[PROBLEM DETAILS]
Reply only with how many lines below contain "Temperature".

============================================================

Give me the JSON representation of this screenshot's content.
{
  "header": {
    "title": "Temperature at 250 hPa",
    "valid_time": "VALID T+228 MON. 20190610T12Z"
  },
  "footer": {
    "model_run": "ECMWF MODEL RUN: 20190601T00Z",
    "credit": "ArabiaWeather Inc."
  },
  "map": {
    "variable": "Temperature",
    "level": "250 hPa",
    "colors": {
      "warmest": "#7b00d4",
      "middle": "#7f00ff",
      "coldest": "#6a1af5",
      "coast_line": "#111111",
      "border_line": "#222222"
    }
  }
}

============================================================

[ANSWER FOR THIS EXERCISE]
2